## TASK INSTRUCTIONS
Which lines of the entries below include "לגבי"? List them all.

## EXERCISE MATERIALS
####

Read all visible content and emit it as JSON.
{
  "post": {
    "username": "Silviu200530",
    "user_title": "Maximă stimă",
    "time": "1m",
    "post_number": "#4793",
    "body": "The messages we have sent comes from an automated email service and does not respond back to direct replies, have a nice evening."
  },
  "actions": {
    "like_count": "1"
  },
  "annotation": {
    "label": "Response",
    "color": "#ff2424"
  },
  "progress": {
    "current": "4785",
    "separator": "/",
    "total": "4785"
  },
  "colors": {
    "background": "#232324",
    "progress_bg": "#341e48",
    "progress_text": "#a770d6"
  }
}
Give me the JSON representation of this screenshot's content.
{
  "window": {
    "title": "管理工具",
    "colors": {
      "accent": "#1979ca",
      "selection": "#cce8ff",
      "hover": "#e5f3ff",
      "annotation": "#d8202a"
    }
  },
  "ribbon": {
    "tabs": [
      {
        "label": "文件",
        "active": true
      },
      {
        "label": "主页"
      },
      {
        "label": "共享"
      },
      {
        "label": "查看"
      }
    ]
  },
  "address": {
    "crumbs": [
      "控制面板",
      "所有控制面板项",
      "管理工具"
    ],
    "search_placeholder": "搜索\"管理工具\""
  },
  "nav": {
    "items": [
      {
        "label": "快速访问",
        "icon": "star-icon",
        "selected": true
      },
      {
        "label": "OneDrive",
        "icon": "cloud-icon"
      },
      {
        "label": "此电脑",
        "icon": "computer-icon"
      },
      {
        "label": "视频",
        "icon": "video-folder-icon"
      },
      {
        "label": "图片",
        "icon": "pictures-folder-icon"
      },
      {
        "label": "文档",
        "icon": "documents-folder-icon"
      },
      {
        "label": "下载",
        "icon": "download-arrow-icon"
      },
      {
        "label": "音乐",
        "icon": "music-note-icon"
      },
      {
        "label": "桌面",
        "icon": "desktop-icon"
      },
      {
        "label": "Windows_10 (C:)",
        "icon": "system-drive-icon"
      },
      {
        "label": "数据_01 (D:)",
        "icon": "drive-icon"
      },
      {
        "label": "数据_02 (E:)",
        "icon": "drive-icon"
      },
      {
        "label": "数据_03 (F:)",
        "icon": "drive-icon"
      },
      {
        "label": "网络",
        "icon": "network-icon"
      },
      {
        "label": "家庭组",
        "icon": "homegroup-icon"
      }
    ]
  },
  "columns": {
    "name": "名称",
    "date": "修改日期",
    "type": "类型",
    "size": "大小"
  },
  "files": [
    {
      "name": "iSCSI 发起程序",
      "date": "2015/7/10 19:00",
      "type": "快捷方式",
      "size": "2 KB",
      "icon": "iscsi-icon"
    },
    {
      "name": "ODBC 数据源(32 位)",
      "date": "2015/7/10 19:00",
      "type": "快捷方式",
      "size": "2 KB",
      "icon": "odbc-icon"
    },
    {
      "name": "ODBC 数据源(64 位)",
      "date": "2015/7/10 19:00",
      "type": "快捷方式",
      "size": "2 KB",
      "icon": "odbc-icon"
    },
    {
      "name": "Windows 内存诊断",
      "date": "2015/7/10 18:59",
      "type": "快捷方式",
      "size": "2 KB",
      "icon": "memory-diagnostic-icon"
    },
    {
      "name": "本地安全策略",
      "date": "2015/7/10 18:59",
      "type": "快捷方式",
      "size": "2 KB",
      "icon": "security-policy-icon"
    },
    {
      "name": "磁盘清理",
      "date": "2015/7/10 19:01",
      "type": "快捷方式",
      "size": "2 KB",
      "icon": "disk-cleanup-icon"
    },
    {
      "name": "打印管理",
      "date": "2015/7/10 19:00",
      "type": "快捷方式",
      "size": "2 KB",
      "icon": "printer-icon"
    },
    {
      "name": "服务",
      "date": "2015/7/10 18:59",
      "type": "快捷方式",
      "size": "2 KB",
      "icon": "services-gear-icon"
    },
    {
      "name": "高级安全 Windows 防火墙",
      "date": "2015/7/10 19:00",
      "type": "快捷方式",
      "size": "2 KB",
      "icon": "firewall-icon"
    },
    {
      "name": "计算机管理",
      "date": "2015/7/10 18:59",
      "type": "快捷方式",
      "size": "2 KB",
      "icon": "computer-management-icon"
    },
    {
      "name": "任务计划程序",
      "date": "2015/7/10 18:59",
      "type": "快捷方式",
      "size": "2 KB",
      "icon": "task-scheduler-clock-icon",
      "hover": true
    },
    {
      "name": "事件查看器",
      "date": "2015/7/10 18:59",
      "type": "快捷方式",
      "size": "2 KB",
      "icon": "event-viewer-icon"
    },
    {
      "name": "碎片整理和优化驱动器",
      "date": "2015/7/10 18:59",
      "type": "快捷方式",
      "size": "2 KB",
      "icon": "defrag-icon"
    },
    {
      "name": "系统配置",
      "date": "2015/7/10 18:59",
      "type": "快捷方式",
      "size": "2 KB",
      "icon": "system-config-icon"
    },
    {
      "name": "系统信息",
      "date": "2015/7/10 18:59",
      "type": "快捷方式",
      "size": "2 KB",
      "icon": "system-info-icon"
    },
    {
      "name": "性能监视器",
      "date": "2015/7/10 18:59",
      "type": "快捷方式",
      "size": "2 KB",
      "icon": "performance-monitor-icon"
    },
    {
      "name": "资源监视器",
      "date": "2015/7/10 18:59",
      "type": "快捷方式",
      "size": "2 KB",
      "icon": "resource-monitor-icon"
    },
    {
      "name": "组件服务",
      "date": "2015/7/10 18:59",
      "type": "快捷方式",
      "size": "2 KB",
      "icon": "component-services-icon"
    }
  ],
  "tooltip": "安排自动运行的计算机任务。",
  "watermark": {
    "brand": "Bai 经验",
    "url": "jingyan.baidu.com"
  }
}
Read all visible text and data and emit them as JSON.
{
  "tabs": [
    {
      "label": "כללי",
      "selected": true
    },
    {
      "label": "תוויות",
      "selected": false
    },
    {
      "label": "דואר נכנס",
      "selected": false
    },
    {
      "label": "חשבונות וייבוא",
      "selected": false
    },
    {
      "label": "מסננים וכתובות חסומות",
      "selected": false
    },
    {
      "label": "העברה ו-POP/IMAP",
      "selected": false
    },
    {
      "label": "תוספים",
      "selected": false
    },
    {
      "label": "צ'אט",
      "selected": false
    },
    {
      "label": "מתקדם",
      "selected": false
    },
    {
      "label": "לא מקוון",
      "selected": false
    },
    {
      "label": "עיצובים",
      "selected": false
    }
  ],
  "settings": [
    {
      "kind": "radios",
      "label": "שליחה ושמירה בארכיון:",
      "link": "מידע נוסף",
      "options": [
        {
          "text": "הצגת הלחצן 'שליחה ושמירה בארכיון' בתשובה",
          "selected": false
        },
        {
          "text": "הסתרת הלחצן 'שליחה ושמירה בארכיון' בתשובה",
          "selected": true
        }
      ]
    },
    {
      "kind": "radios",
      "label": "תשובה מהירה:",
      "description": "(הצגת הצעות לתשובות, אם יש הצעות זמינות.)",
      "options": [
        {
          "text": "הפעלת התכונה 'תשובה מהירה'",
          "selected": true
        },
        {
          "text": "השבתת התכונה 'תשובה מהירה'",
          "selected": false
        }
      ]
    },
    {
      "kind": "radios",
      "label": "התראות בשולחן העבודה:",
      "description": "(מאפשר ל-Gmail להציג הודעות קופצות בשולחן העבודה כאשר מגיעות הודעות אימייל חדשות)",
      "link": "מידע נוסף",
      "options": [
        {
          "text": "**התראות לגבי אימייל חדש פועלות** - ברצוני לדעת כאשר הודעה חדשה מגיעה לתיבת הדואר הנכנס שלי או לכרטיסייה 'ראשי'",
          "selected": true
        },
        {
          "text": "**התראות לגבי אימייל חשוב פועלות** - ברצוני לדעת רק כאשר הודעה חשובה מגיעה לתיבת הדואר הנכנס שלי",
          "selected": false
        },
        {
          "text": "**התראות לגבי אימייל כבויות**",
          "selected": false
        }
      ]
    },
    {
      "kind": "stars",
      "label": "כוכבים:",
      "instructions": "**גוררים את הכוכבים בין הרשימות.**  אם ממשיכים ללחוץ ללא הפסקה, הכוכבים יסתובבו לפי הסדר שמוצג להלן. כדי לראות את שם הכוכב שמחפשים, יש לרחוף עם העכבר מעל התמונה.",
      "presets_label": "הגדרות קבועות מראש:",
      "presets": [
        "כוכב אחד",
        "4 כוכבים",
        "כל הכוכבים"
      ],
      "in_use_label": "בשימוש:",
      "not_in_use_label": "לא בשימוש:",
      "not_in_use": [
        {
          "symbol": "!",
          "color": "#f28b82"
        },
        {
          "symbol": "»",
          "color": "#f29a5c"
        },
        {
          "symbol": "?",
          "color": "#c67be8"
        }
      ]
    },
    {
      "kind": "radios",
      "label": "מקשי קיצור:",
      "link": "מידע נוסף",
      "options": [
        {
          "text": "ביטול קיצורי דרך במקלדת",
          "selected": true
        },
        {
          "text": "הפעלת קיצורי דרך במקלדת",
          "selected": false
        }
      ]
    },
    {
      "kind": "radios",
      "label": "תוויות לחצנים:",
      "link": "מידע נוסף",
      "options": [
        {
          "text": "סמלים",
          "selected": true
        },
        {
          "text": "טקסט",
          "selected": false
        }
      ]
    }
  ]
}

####

## ANSWER SPACE
          "text": "**התראות לגבי אימייל חדש פועלות** - ברצוני לדעת כאשר הודעה חדשה מגיעה לתיבת הדואר הנכנס שלי או לכרטיסייה 'ראשי'",
          "text": "**התראות לגבי אימייל חשוב פועלות** - ברצוני לדעת רק כאשר הודעה חשובה מגיעה לתיבת הדואר הנכנס שלי",
          "text": "**התראות לגבי אימייל כבויות**",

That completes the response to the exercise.